Britain’s departure from the EU is “quite plausible”, so formulating an exit plan ensuring free trade links with Europe remain intact while business suffocating “red tape” falls by the wayside will be vital, economist Richard Wellings argues.
A competition launched this week by a British think-tank – the
right-leaning Institute of Economic Affairs (IEA) – promises
€100,000 cash prize for an individual, group or institution that
comes up with the best roadmap for the UK to leave the European
The contest appears to have been spurred by Prime Minister David Cameron’s promise to renegotiate Britain's relationship with the EU in an attempt to repatriate some powers from Brussels and even hold a referendum on Britain's EU membership. All of this hinges on hopes that his Conservative Party is re-elected in 2017.
The judges announced for the competition include former British Finance Minister Nigel Lawson and the historian and television broadcaster David Starkey, both members of the Conservative Party.
“Now that we have been promised an in-out referendum on Britain and the EU in 2017, it is essential that this momentous decision is preceded by a well-informed debate,” Lawson said while announcing the ‘Brexit Prize’. He also said that an often passionate debate on the issue had generated “more heat than light” and the time has come to “look into the policy framework that would be needed if Britain decides to leave the EU.”
The Brexit Prize seeks to find the least disruptive way for the
UK to exit the EU. However, many experts insist that leaving the
EU would be detrimental to the UK economy, no matter how
departure is ultimately orchestrated.
Dr Richard Wellings, Deputy Editorial Director of the Institute
of Economic Affairs, explained to RT that what Britain really
needs is to escape from “the very bad EU regulations on jobs,
climate change and so on, all the red tapes that are suffocating
“Obviously, the key to this is whether we retain very strong free trade links with the rest of Europe. That is absolutely essential, that we have free trade links with Europe and the rest of the world. That would be a key to the UK’s success in the future,” Wellings told RT's Polly Boiko.
While the Conservative Party won’t have another chance to pedal
the issue of leaving the EU for another four years, the
competition was launched with the intention of giving economists
time to “start thinking about the consequences of Britain
potentially leaving the EU,” Wellings said.
While Brits might ultimately vote to stay in the EU, Wellings insists that preparing an exit strategy in good time is an “essentially important issue”.
“Given so much euroskepticism among the British public, it is quite plausible that in a few years’ time Britain will be leaving. So it is absolutely essential that we have some ideas what to do next,” he said.
Apart from the €100,000 trophy, the Brexit Prize also promises second and third prizes of €10,000 and €5,000 respectively, with a separate special prize of €5,000 for the best young author under the age of 30. And the IEA believes that the winning strategy to be put forward to the British government in case of an EU exit will contain not just one concept, but many ideas from various authors.
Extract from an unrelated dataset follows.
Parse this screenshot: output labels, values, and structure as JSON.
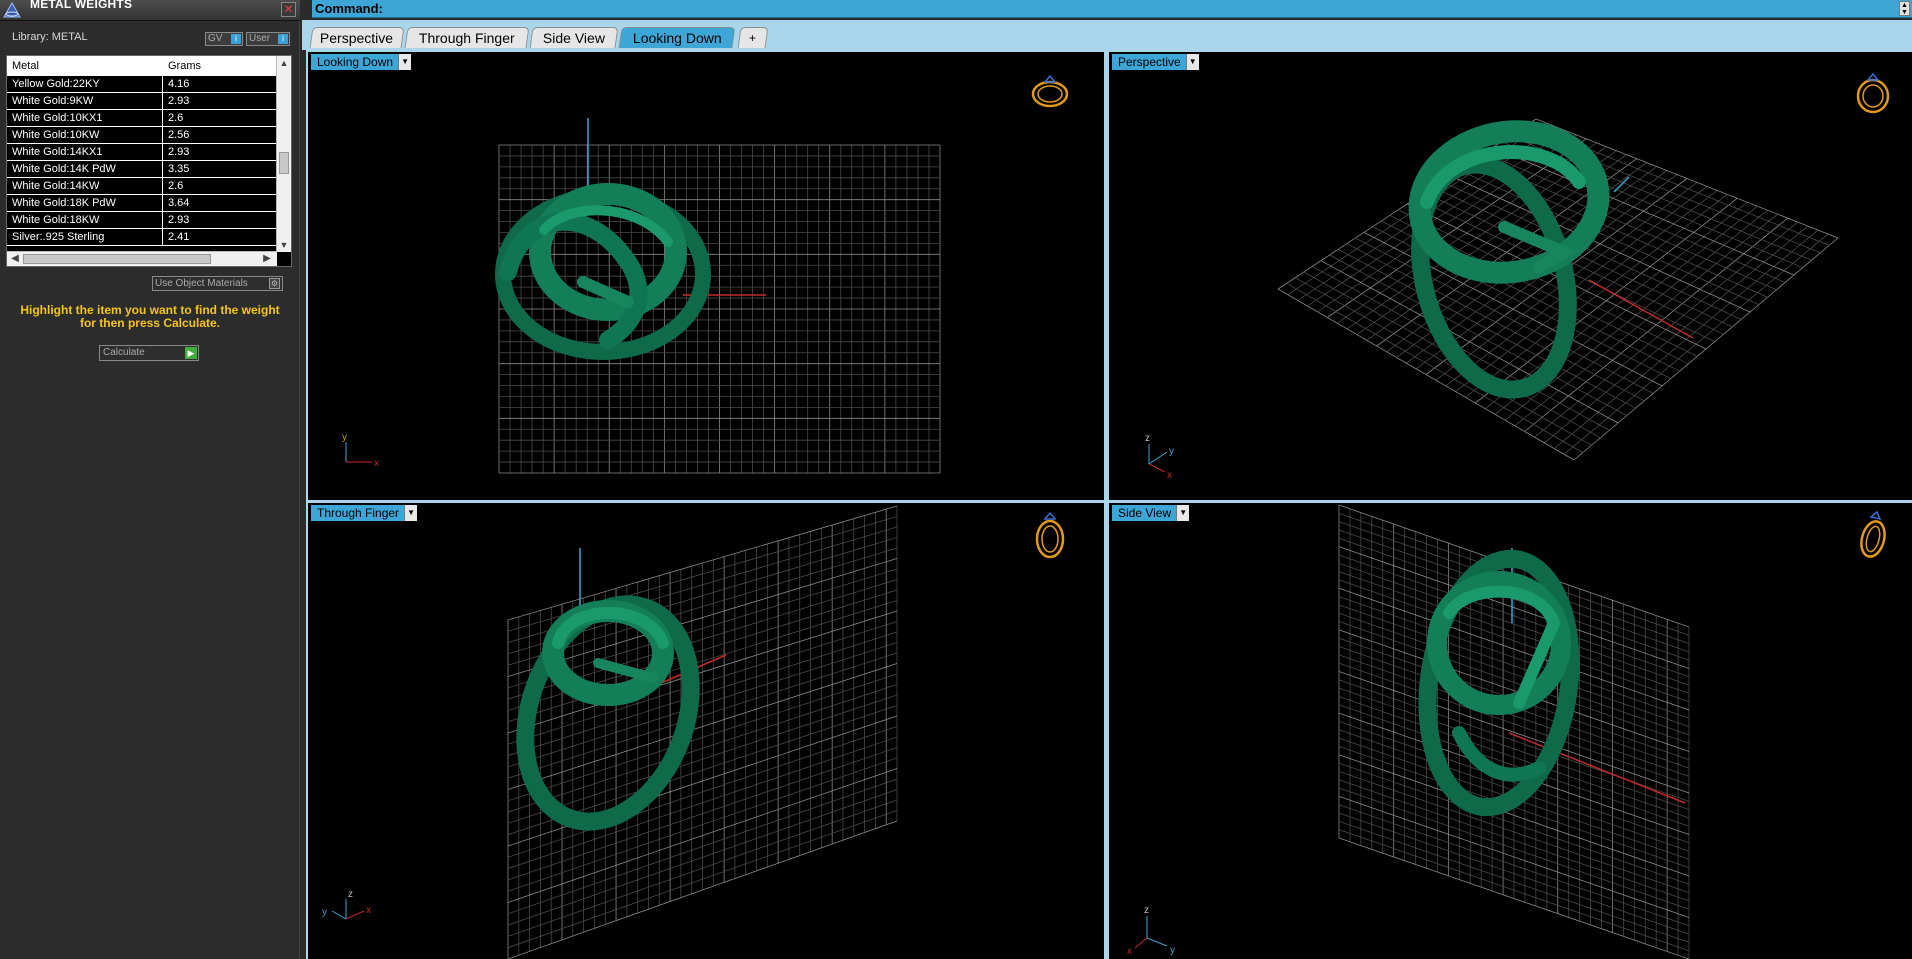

“We’re going to publish the winning strategy along with some other better entries as well so that there are plenty of ideas for the government to look at and hopefully could work out a very sound plan,” Wellings believes.
Philip Booth, editorial and program director of the IEA, told AFP
that while Britain is not a member of the 17-nation euro single
currency, "The choice of currency for the prize is symbolic of
the fact that the judges believe that exit from the EU should
lead to an outward-looking, freely-trading Britain and not an
inward-looking Britain trying to shore up its own domestic
markets and vested interests," Booth said.